• _Task details_:
Your answer should consist of every line from the records that holds the string "빈소관리".

------ Provided records ------

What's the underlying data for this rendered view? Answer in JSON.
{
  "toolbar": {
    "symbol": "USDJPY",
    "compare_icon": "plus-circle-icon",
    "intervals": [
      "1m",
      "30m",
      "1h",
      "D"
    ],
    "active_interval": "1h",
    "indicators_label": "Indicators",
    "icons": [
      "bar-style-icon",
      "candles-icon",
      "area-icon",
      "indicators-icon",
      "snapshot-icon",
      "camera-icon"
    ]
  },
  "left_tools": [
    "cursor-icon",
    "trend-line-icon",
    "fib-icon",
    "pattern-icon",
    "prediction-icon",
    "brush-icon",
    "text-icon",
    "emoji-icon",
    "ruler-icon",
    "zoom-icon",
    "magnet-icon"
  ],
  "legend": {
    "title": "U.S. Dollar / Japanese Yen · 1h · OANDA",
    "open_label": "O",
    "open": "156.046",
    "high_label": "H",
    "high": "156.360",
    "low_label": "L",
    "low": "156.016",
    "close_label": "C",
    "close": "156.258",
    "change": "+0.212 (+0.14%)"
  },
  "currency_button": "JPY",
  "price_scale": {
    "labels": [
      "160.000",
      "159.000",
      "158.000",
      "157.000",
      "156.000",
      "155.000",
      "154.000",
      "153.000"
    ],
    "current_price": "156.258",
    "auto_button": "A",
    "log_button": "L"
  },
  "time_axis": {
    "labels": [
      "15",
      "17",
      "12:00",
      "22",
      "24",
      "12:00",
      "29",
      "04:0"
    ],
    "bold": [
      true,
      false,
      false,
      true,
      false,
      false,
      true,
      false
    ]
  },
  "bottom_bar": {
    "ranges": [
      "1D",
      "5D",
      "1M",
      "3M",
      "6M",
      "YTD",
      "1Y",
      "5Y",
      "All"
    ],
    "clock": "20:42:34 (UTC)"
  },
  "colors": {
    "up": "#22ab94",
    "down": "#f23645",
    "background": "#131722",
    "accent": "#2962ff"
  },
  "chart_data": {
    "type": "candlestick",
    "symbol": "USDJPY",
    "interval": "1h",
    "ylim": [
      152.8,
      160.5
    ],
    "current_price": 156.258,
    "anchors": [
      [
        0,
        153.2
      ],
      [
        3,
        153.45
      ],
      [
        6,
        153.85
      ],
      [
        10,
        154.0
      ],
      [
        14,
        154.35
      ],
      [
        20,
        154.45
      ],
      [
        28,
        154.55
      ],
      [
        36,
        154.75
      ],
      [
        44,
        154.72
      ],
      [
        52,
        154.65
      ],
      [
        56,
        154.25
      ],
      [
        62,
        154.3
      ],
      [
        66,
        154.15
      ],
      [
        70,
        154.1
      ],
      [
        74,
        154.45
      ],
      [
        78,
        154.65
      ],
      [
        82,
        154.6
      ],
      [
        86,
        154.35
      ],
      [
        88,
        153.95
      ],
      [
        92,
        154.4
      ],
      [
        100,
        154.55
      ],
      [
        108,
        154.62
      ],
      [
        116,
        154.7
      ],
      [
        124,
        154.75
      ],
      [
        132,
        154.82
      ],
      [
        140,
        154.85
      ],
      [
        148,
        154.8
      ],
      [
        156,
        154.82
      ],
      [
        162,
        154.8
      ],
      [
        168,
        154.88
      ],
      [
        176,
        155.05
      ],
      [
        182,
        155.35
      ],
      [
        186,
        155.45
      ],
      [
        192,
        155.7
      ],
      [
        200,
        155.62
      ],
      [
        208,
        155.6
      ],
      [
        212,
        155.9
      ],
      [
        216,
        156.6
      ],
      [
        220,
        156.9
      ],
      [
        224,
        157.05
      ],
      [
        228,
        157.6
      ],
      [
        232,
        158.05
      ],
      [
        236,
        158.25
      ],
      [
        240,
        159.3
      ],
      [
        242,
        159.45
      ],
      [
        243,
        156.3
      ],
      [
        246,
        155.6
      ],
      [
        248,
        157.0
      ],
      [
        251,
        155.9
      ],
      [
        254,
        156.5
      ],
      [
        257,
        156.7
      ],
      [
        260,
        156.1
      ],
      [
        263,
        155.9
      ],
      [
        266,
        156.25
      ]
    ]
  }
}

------
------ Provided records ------

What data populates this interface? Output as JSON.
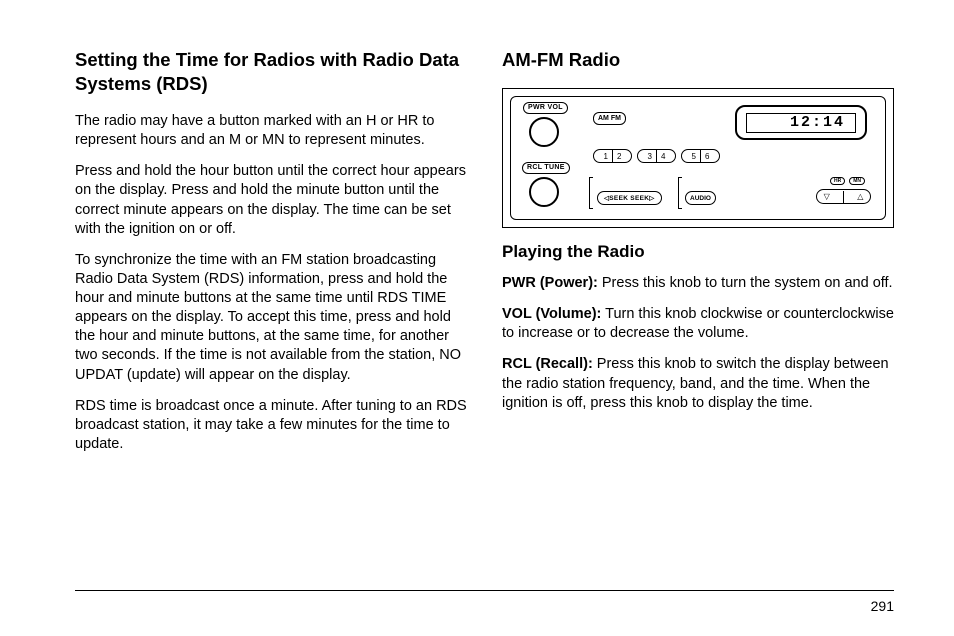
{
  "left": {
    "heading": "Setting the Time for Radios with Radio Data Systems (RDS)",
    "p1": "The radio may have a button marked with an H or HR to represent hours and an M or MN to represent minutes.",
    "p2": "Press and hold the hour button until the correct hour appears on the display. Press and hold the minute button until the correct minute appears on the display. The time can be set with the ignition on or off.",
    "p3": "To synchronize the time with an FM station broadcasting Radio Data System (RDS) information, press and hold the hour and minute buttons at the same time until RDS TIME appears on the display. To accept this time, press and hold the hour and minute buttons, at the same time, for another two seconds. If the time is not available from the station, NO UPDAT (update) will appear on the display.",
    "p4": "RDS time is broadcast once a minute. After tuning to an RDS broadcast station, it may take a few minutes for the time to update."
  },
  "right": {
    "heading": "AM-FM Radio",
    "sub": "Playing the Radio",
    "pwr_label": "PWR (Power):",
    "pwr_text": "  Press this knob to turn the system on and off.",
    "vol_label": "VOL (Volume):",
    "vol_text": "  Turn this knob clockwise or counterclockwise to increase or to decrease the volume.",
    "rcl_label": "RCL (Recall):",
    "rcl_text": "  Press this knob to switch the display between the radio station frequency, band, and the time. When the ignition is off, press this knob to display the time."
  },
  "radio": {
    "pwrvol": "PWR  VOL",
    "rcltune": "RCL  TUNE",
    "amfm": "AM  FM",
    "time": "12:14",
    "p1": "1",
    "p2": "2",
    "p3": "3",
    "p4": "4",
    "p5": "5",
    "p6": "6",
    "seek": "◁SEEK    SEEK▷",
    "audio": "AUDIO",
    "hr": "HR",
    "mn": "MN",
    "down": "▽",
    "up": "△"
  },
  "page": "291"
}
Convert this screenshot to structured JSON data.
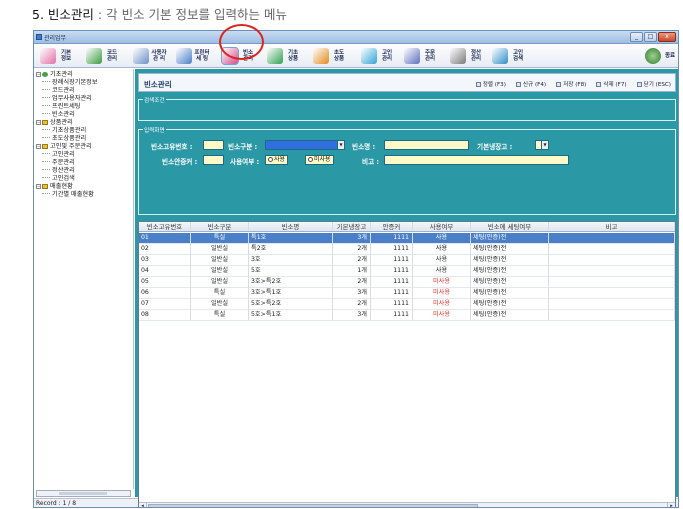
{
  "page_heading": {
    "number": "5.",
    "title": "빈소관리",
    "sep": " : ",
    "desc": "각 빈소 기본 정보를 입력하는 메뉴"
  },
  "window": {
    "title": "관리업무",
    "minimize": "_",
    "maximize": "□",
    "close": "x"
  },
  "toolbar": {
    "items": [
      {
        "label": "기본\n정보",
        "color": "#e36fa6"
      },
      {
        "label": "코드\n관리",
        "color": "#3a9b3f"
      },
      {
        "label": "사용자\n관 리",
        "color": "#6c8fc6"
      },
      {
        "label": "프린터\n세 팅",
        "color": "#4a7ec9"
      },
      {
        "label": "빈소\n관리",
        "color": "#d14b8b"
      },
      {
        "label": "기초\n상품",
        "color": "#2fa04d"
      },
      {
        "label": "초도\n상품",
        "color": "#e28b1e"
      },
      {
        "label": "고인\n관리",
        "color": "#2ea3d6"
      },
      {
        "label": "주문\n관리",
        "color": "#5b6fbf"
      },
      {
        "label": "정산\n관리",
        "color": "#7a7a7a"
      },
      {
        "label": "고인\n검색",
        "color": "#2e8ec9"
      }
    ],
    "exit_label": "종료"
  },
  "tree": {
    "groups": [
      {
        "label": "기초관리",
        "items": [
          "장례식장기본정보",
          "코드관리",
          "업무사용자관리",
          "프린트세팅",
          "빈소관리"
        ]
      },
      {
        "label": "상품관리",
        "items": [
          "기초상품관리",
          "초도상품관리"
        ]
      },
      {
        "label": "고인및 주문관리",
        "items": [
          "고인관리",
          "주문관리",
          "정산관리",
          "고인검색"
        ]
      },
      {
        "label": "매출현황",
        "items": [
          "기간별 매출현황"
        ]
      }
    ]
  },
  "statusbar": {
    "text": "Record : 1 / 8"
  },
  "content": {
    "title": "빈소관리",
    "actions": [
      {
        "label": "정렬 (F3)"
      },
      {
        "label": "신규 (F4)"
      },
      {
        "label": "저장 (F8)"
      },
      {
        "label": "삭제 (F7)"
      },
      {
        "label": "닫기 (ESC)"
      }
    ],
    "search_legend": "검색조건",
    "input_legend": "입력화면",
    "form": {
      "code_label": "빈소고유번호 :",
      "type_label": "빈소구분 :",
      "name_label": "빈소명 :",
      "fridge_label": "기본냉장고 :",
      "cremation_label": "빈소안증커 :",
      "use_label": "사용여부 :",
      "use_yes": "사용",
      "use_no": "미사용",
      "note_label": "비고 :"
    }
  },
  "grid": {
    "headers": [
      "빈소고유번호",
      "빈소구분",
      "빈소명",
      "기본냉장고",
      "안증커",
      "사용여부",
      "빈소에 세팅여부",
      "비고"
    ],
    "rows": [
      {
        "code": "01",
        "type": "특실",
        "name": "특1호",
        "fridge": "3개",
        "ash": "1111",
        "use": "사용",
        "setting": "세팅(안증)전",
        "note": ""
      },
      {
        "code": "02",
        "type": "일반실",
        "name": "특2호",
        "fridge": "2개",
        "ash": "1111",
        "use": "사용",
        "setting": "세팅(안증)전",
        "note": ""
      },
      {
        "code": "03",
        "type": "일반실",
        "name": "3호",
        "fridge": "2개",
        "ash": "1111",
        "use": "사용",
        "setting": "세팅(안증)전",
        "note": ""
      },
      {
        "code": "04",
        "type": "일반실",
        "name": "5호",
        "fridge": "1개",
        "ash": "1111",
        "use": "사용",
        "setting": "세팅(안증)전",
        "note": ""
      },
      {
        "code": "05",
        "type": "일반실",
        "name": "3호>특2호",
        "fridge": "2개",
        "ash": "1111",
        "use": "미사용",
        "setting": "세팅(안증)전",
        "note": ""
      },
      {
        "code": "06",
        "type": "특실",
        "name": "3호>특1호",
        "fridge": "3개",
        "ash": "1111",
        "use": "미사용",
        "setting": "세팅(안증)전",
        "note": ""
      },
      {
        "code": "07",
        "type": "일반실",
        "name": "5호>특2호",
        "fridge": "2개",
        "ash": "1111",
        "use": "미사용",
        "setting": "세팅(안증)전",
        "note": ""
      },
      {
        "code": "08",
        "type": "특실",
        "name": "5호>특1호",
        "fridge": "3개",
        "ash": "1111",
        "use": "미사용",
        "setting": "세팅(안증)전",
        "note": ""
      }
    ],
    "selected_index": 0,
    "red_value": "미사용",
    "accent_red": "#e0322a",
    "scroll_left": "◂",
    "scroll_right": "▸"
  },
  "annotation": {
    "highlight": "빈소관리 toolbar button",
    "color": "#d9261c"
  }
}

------

• _Task output_:
    "title": "빈소관리",
          "빈소관리"
    "title": "빈소관리",
    "highlight": "빈소관리 toolbar button",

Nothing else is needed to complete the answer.